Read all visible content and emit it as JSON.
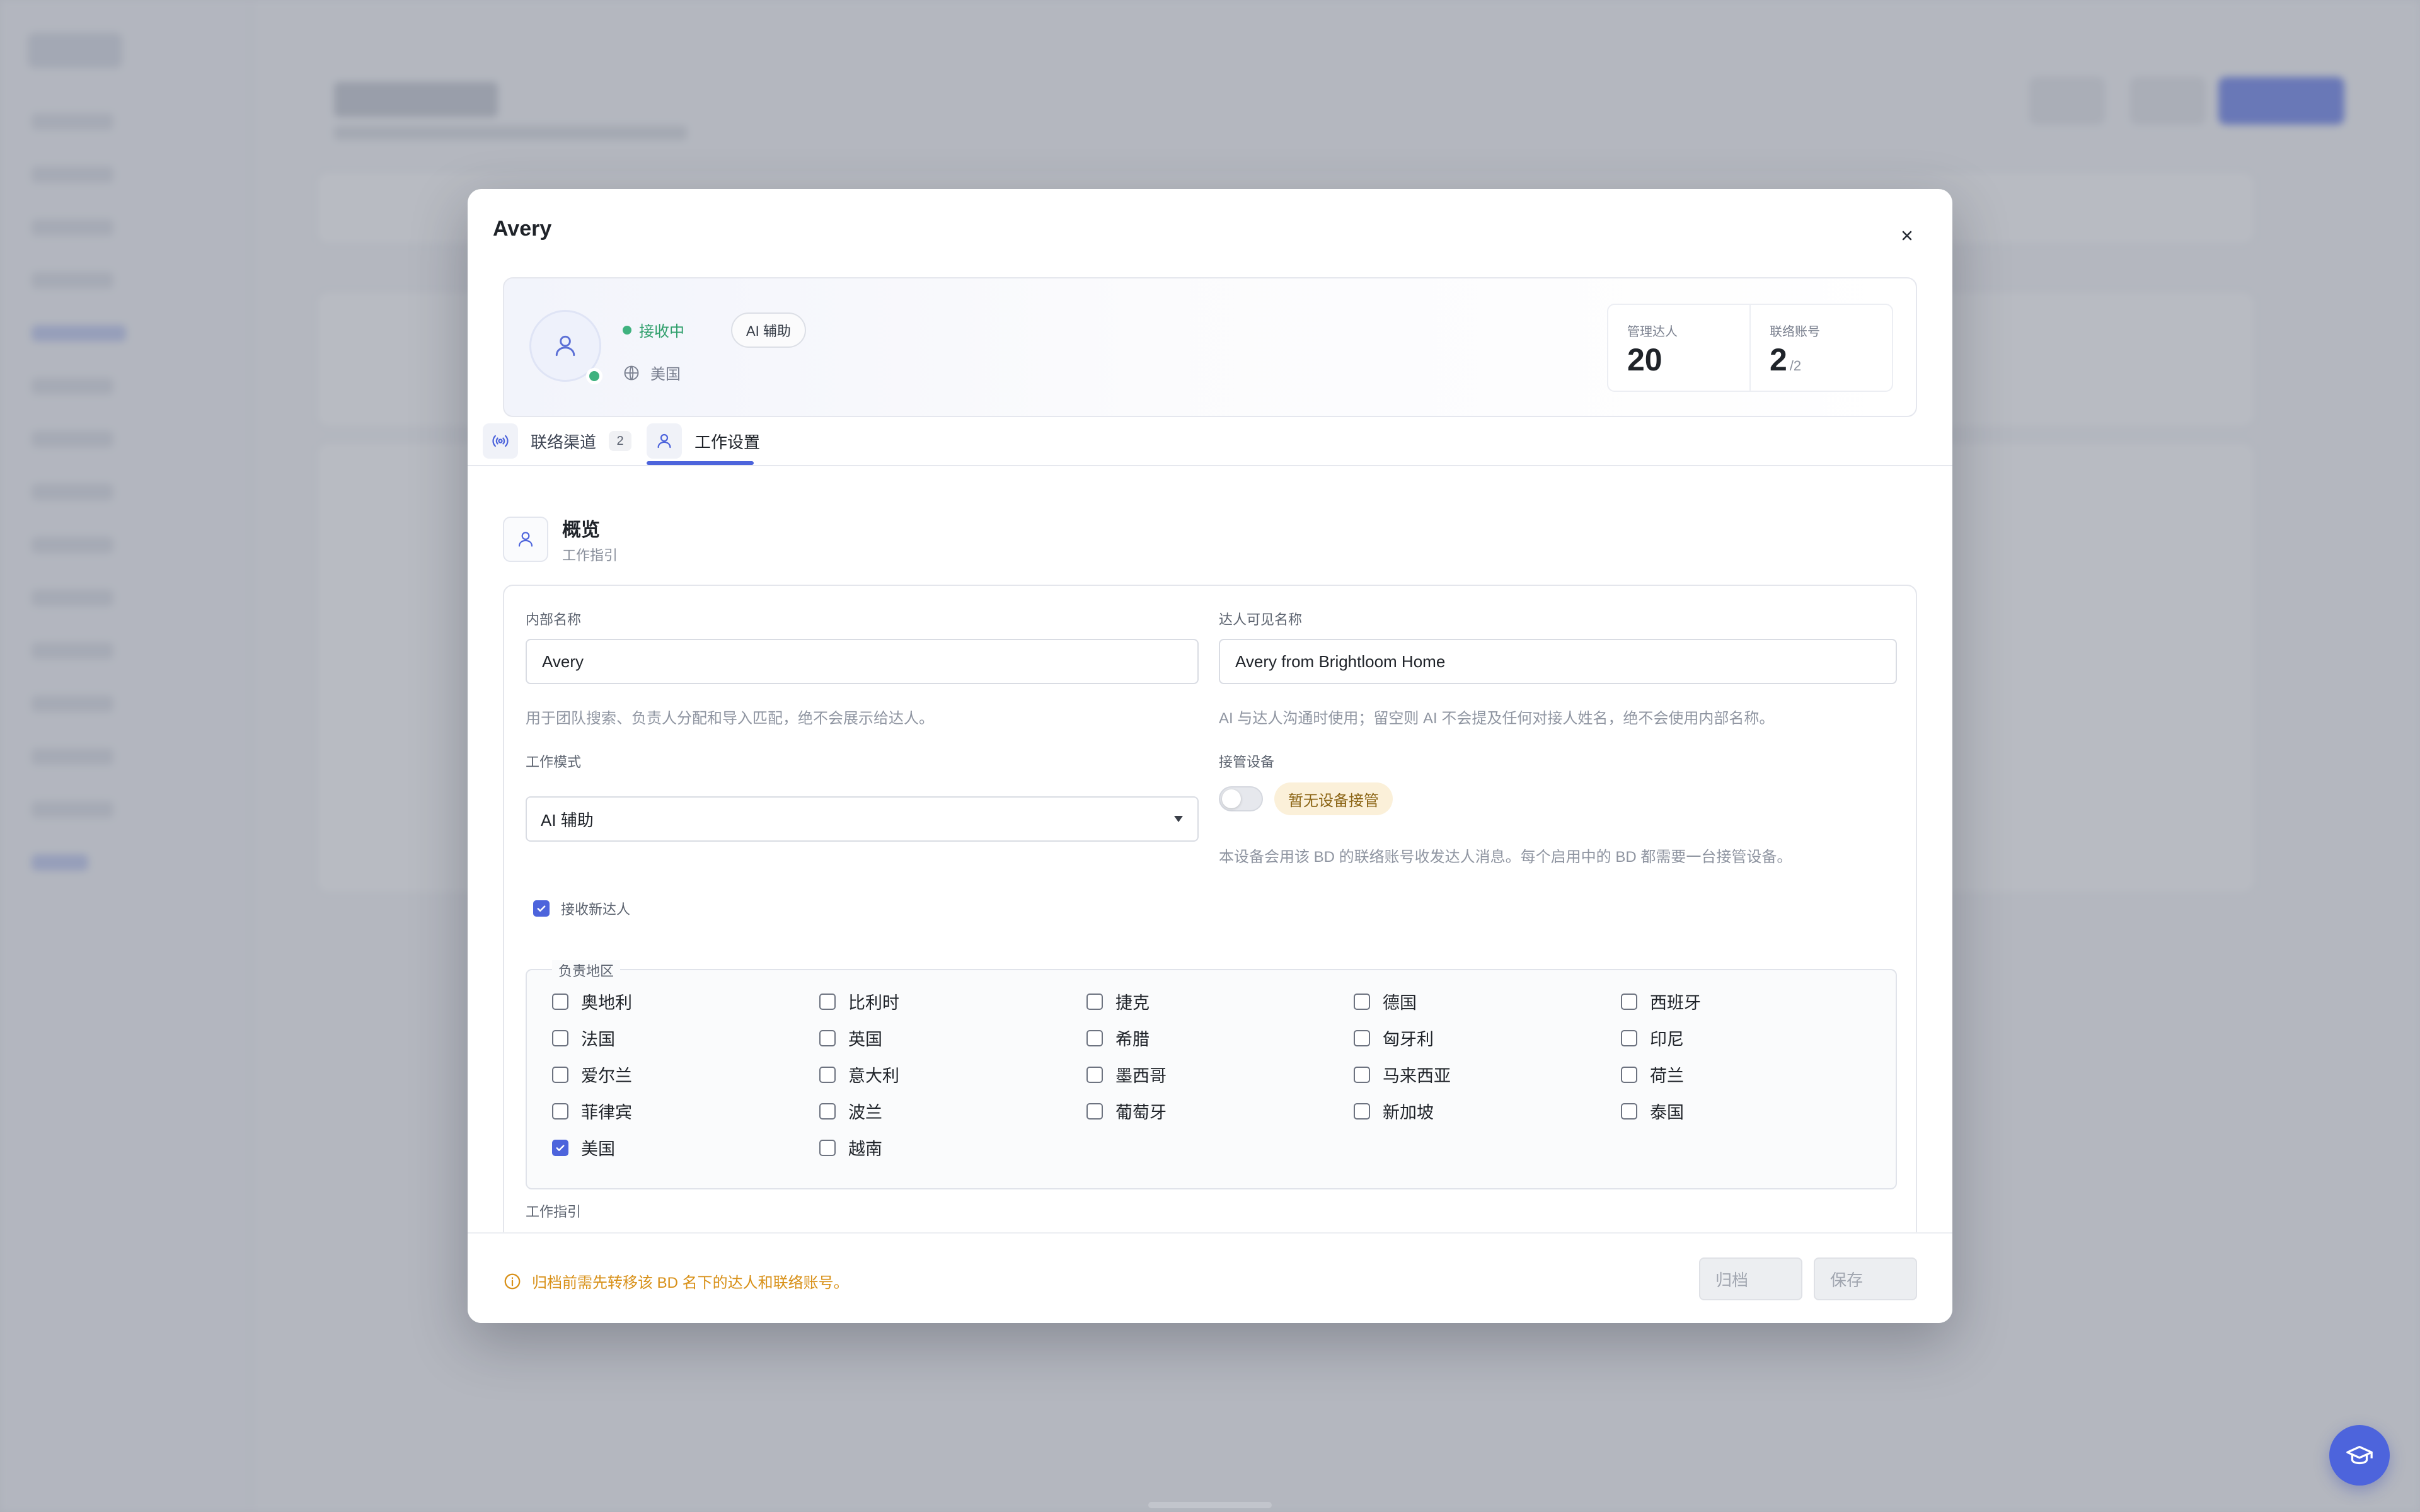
{
  "modal": {
    "title": "Avery",
    "close_icon": "close-icon",
    "profile": {
      "status": "接收中",
      "mode_badge": "AI 辅助",
      "region": "美国",
      "stats": {
        "managed_label": "管理达人",
        "managed_value": "20",
        "accounts_label": "联络账号",
        "accounts_value": "2",
        "accounts_total": "/2"
      }
    },
    "tabs": [
      {
        "label": "联络渠道",
        "count": "2",
        "icon": "broadcast-icon"
      },
      {
        "label": "工作设置",
        "icon": "user-icon",
        "active": true
      }
    ],
    "section": {
      "title": "概览",
      "subtitle": "工作指引",
      "icon": "user-icon"
    },
    "form": {
      "internal_name": {
        "label": "内部名称",
        "value": "Avery",
        "hint": "用于团队搜索、负责人分配和导入匹配，绝不会展示给达人。"
      },
      "visible_name": {
        "label": "达人可见名称",
        "value": "Avery from Brightloom Home",
        "hint": "AI 与达人沟通时使用；留空则 AI 不会提及任何对接人姓名，绝不会使用内部名称。"
      },
      "work_mode": {
        "label": "工作模式",
        "value": "AI 辅助"
      },
      "device": {
        "label": "接管设备",
        "badge": "暂无设备接管",
        "hint": "本设备会用该 BD 的联络账号收发达人消息。每个启用中的 BD 都需要一台接管设备。",
        "enabled": false
      },
      "accept_new": {
        "label": "接收新达人",
        "checked": true
      },
      "regions": {
        "legend": "负责地区",
        "items": [
          {
            "label": "奥地利",
            "checked": false
          },
          {
            "label": "比利时",
            "checked": false
          },
          {
            "label": "捷克",
            "checked": false
          },
          {
            "label": "德国",
            "checked": false
          },
          {
            "label": "西班牙",
            "checked": false
          },
          {
            "label": "法国",
            "checked": false
          },
          {
            "label": "英国",
            "checked": false
          },
          {
            "label": "希腊",
            "checked": false
          },
          {
            "label": "匈牙利",
            "checked": false
          },
          {
            "label": "印尼",
            "checked": false
          },
          {
            "label": "爱尔兰",
            "checked": false
          },
          {
            "label": "意大利",
            "checked": false
          },
          {
            "label": "墨西哥",
            "checked": false
          },
          {
            "label": "马来西亚",
            "checked": false
          },
          {
            "label": "荷兰",
            "checked": false
          },
          {
            "label": "菲律宾",
            "checked": false
          },
          {
            "label": "波兰",
            "checked": false
          },
          {
            "label": "葡萄牙",
            "checked": false
          },
          {
            "label": "新加坡",
            "checked": false
          },
          {
            "label": "泰国",
            "checked": false
          },
          {
            "label": "美国",
            "checked": true
          },
          {
            "label": "越南",
            "checked": false
          }
        ]
      },
      "guide_label": "工作指引"
    },
    "footer": {
      "warning": "归档前需先转移该 BD 名下的达人和联络账号。",
      "archive_label": "归档",
      "save_label": "保存"
    }
  },
  "colors": {
    "accent": "#4d64dc",
    "success": "#3fb27f",
    "warning": "#d89017"
  }
}
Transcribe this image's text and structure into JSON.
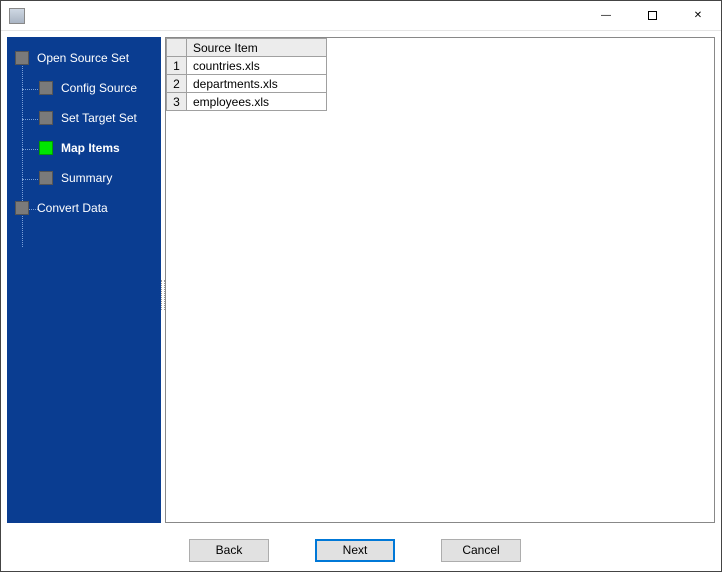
{
  "window": {
    "title": ""
  },
  "sidebar": {
    "items": [
      {
        "label": "Open Source Set",
        "level": 0,
        "active": false
      },
      {
        "label": "Config Source",
        "level": 1,
        "active": false
      },
      {
        "label": "Set Target Set",
        "level": 1,
        "active": false
      },
      {
        "label": "Map Items",
        "level": 1,
        "active": true
      },
      {
        "label": "Summary",
        "level": 1,
        "active": false
      },
      {
        "label": "Convert Data",
        "level": 0,
        "active": false
      }
    ]
  },
  "table": {
    "header": "Source Item",
    "rows": [
      {
        "n": "1",
        "item": "countries.xls"
      },
      {
        "n": "2",
        "item": "departments.xls"
      },
      {
        "n": "3",
        "item": "employees.xls"
      }
    ]
  },
  "buttons": {
    "back": "Back",
    "next": "Next",
    "cancel": "Cancel"
  }
}
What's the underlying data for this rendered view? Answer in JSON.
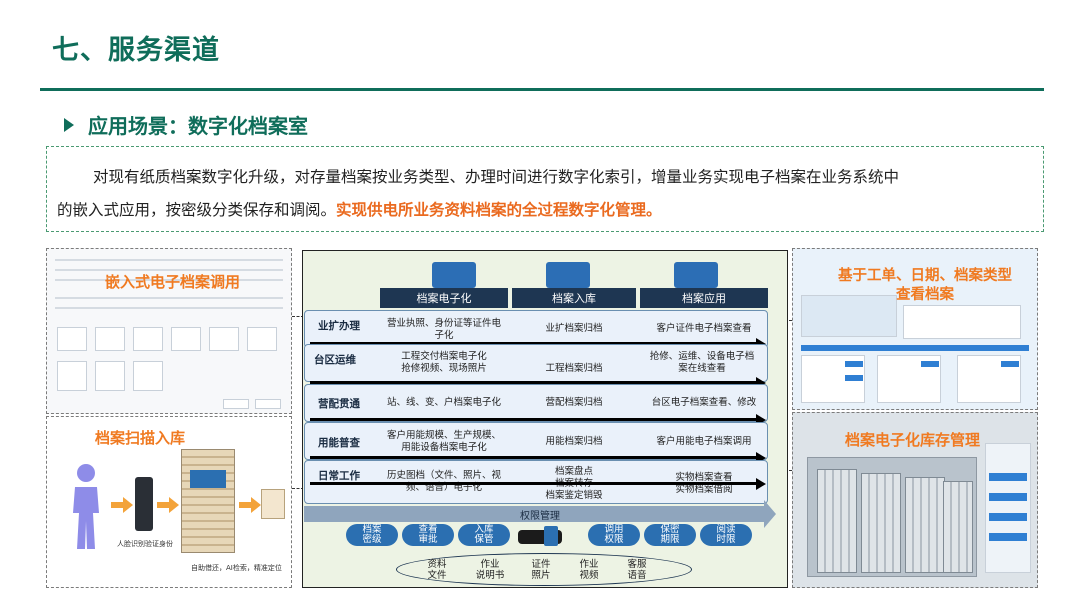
{
  "header": {
    "title": "七、服务渠道",
    "subtitle": "应用场景：数字化档案室"
  },
  "description": {
    "line1": "对现有纸质档案数字化升级，对存量档案按业务类型、办理时间进行数字化索引，增量业务实现电子档案在业务系统中",
    "line2_plain": "的嵌入式应用，按密级分类保存和调阅。",
    "line2_highlight": "实现供电所业务资料档案的全过程数字化管理。"
  },
  "panels": {
    "embedded": "嵌入式电子档案调用",
    "scan": "档案扫描入库",
    "scan_caption": "人脸识别验证身份",
    "scan_caption2": "自助借还，AI检索，精准定位",
    "query": "基于工单、日期、档案类型查看档案",
    "storage": "档案电子化库存管理"
  },
  "diagram": {
    "columns": [
      "档案电子化",
      "档案入库",
      "档案应用"
    ],
    "rows": [
      {
        "label": "业扩办理",
        "cells": [
          "营业执照、身份证等证件电子化",
          "业扩档案归档",
          "客户证件电子档案查看"
        ]
      },
      {
        "label": "台区运维",
        "cells": [
          "工程交付档案电子化\n抢修视频、现场照片",
          "工程档案归档",
          "抢修、运维、设备电子档案在线查看"
        ]
      },
      {
        "label": "营配贯通",
        "cells": [
          "站、线、变、户档案电子化",
          "营配档案归档",
          "台区电子档案查看、修改"
        ]
      },
      {
        "label": "用能普查",
        "cells": [
          "客户用能规模、生产规模、用能设备档案电子化",
          "用能档案归档",
          "客户用能电子档案调用"
        ]
      },
      {
        "label": "日常工作",
        "cells": [
          "历史图档（文件、照片、视频、语音）电子化",
          "档案盘点\n档案转存\n档案鉴定销毁",
          "实物档案查看\n实物档案借阅"
        ]
      }
    ],
    "permission_label": "权限管理",
    "permission_buttons": [
      "档案\n密级",
      "查看\n审批",
      "入库\n保管",
      "调用\n权限",
      "保密\n期限",
      "阅读\n时限"
    ],
    "materials": [
      "资料\n文件",
      "作业\n说明书",
      "证件\n照片",
      "作业\n视频",
      "客服\n语音"
    ]
  }
}
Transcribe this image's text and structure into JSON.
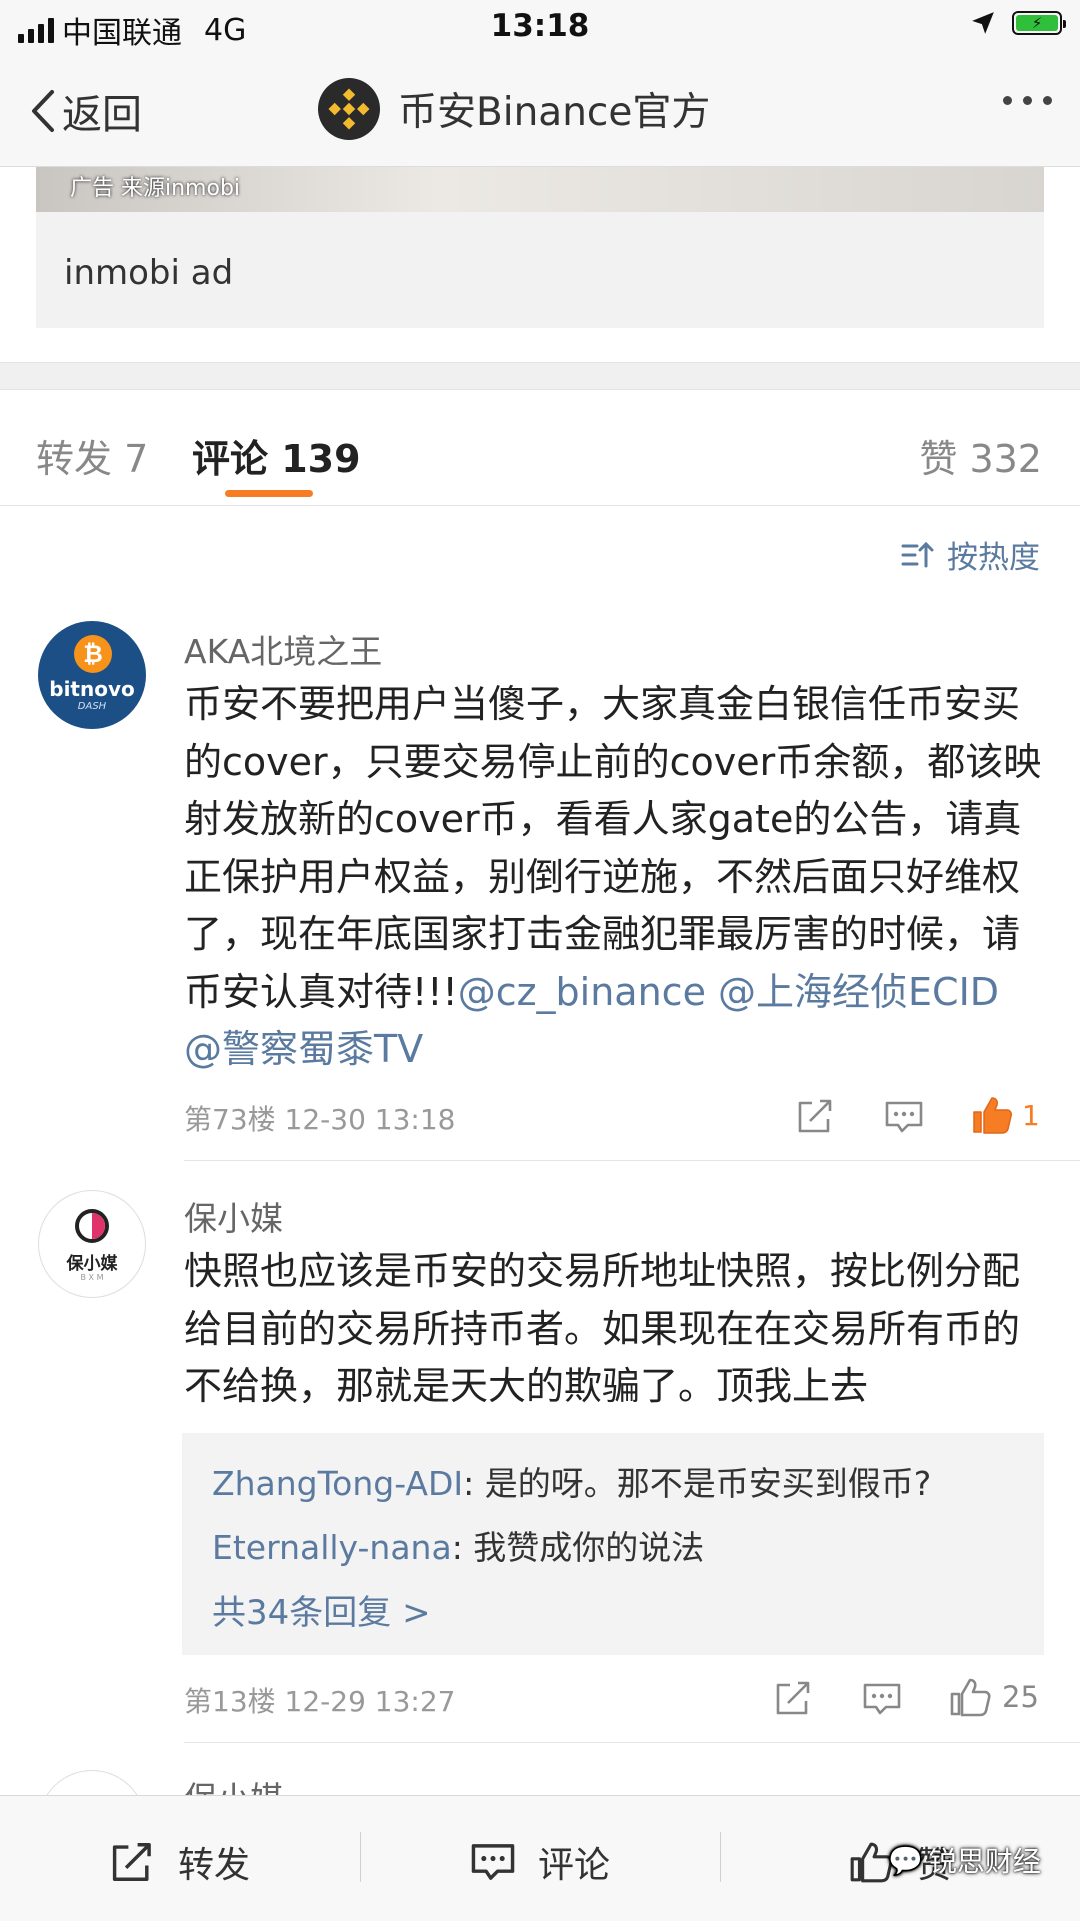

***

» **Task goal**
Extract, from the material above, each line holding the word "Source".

» **Response to this task**
        "label": "Open Source Set",
        "label": "Config Source",
    "header": "Source Item",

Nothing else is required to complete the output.